Ceratosaurus sp.
Torvosaurus sp.
Allosaurus fragilis
Sauropoda
Apatosaurus louisae (h)
Barosaurus lentus
Camarasaurus lentus
Diplodocus "longus"
?Haplocanthosaurus sp.
Uintasaurus douglassi (h) (now Camarasaurus lentus)
Ornithischia
Stegosauria
Stegosaurus sp.
Ornithopoda
Iguanodontia
Uteodon aphanoecetes (h)
Dryosauridae
Dryosaurus altus
(h) = holotype

See also[edit]

References[edit]

  • Cosco, Jon M. 1995. Echo Park: Struggle for Preservation. Johnson Books. ISBN 1-55566-140-8
  • Foster, John R. 2003. Paleoecological analysis of the vertebrate fauna of the Morrison Formation (Upper Jurassic), Rocky Mountain region, USA. New Mexico Museum of Natural History and Science 23:1-95
  • Gilmore, Charles W. 1936. Osteology of Apatosaurus, with special references to specimens in the Carnegie Museum. Memoirs of the Carnegie Museum 11(4): 177-294.
  • Harvey, Mark W.T. 2000. A Symbol of Wilderness: Echo Park and the American Conservation Movement. Seattle: University of Washington Press. ISBN 0-295-97932-1

Notes[edit]

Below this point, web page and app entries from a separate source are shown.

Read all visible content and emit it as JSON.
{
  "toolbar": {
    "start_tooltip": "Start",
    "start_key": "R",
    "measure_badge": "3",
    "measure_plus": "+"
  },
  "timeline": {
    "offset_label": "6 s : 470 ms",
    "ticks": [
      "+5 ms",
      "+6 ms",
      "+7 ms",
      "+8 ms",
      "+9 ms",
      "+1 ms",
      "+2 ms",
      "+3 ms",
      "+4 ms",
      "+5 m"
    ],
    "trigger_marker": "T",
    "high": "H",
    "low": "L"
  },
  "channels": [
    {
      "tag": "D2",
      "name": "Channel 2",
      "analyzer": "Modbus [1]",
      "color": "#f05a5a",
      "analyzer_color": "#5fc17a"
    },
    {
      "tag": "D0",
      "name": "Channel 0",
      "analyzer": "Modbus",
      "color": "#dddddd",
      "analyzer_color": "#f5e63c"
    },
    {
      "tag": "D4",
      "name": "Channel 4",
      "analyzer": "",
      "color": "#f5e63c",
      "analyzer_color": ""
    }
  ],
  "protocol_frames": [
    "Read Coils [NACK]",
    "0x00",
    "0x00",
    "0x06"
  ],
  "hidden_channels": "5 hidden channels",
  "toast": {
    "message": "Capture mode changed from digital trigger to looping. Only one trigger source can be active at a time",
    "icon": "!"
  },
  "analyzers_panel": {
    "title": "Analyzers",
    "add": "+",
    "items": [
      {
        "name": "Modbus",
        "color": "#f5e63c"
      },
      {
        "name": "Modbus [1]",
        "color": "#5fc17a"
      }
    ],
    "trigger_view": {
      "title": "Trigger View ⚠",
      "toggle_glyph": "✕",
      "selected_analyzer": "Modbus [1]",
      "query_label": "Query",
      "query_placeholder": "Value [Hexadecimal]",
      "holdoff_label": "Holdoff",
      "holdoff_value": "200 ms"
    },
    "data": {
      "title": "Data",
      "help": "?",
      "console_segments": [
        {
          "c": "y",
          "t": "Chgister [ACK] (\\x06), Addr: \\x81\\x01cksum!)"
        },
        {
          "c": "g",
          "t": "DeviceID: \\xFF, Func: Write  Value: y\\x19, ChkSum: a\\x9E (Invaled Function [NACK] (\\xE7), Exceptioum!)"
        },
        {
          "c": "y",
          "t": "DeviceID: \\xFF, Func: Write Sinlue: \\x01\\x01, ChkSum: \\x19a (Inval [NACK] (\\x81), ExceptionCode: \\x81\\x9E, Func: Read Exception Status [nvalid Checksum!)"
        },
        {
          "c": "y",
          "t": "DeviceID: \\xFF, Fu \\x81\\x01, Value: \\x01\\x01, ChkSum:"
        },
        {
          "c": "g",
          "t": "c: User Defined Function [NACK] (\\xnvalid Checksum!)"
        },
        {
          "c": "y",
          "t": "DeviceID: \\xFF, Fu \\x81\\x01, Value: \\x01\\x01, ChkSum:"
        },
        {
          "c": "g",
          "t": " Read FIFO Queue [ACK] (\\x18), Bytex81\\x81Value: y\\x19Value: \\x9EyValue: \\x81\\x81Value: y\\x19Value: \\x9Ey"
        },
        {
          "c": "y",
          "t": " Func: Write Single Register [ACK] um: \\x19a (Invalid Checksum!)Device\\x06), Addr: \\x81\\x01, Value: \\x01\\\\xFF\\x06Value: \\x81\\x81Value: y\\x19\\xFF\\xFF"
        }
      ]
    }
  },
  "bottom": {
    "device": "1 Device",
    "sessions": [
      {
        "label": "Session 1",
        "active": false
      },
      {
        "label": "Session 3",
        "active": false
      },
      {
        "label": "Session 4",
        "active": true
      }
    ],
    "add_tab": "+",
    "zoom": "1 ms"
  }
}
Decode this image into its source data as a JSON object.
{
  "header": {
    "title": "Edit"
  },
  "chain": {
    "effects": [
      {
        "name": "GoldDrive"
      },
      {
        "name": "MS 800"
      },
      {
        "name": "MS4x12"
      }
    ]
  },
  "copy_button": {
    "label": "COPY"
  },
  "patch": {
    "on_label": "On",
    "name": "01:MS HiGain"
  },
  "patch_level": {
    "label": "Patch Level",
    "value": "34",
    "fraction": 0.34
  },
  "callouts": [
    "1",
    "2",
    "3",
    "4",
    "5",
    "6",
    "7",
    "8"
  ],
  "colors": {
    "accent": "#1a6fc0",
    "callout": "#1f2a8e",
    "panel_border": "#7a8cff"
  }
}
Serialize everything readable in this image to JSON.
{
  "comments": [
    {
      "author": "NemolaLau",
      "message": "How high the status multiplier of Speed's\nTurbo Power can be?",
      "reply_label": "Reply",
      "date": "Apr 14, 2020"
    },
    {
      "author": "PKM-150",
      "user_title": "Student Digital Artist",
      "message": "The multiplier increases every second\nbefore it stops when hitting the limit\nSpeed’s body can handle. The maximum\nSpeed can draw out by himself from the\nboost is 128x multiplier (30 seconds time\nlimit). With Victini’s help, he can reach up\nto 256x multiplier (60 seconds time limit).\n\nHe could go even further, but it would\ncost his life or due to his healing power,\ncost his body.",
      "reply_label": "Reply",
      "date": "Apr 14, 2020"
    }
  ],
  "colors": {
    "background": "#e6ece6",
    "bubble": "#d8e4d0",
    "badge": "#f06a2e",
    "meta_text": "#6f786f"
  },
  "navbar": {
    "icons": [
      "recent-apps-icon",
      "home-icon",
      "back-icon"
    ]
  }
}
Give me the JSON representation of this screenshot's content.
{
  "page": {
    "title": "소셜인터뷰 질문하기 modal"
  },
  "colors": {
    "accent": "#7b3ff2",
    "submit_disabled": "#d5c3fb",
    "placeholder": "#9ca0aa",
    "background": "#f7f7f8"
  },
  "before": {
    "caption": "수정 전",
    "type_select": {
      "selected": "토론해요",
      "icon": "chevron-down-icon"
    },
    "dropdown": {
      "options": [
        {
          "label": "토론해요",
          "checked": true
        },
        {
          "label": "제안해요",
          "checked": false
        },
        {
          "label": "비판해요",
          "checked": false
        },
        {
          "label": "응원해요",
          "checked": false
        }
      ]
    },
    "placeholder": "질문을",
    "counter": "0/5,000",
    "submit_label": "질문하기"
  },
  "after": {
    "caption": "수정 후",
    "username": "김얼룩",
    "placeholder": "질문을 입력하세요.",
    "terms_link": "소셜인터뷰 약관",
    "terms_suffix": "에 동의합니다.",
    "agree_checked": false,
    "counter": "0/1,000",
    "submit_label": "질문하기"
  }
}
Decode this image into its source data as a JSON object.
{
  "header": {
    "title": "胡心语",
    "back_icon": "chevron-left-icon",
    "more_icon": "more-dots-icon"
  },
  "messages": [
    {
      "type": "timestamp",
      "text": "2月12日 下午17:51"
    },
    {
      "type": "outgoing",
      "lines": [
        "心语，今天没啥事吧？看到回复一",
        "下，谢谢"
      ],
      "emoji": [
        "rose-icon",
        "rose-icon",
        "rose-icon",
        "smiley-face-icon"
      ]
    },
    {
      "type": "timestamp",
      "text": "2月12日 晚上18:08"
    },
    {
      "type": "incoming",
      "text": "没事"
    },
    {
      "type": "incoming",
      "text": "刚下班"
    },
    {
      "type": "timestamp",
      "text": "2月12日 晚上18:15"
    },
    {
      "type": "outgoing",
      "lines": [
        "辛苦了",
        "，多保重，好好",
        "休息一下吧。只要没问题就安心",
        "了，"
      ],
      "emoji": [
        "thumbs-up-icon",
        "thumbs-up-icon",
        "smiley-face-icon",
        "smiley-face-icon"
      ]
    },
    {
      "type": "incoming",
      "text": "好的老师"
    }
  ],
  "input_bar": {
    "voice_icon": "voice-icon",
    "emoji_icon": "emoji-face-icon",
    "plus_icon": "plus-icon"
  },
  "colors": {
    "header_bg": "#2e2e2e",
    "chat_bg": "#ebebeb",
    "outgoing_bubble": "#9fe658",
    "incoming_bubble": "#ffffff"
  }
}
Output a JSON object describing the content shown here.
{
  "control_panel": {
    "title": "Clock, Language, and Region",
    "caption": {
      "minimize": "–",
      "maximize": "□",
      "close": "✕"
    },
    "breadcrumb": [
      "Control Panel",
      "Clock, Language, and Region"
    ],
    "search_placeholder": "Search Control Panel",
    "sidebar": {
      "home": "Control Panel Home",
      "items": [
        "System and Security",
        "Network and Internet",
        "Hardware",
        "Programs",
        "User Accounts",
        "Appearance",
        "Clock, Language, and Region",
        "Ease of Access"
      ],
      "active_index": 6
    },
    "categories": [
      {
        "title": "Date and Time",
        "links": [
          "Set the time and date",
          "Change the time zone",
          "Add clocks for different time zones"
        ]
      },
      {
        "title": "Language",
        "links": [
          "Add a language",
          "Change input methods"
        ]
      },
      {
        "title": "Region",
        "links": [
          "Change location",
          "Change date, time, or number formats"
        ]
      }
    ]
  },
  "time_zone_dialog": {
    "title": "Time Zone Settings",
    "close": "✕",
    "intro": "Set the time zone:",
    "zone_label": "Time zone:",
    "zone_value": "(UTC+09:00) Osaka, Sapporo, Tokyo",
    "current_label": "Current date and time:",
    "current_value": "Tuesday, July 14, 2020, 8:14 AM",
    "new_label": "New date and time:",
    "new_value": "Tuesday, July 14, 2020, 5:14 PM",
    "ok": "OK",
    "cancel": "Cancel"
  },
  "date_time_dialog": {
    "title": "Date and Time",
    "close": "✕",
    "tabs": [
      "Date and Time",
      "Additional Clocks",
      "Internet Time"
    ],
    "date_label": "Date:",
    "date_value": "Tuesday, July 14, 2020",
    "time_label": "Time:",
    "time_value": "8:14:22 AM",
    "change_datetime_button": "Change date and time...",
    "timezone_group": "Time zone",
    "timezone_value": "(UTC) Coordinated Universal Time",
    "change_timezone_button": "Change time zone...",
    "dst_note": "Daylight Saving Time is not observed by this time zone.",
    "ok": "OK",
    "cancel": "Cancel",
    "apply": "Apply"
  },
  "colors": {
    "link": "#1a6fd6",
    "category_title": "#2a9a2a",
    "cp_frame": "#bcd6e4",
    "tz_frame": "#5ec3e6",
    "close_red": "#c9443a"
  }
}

  1. ^ a b "Dinosaur National Monument Statistics". NPS. January 11, 2008. Retrieved 2009-03-21. 
  2. ^ "Speak to the earth and it will teach you : the life and times of Earl Douglass, 1862-1931 (Book, 2009) [WorldCat.org]". Retrieved 2011-10-13. 
  3. ^ National Register of Historic Places in Moffat County American Dreams, Inc. Retrieved 2011-10-6.
  4. ^ http://www.wrcc.dri.edu/cgi-bin/cliMAIN.pl?codino
  5. ^ "Draft Environmental Impact Statement for Quarry Visitor Center, Part 1" (PDF). National Park Service. March 2007. Retrieved 2008-02-11. 
  6. ^ "$13.1M in stimulus cash revives dino monument". Salt Lake Tribune. April 2009. Retrieved 2009-04-23. 
  7. ^ "Visiting The Quarry In Fall And Winter". National Park Service. November 2011. Retrieved 2012-03-21. 

External links[edit]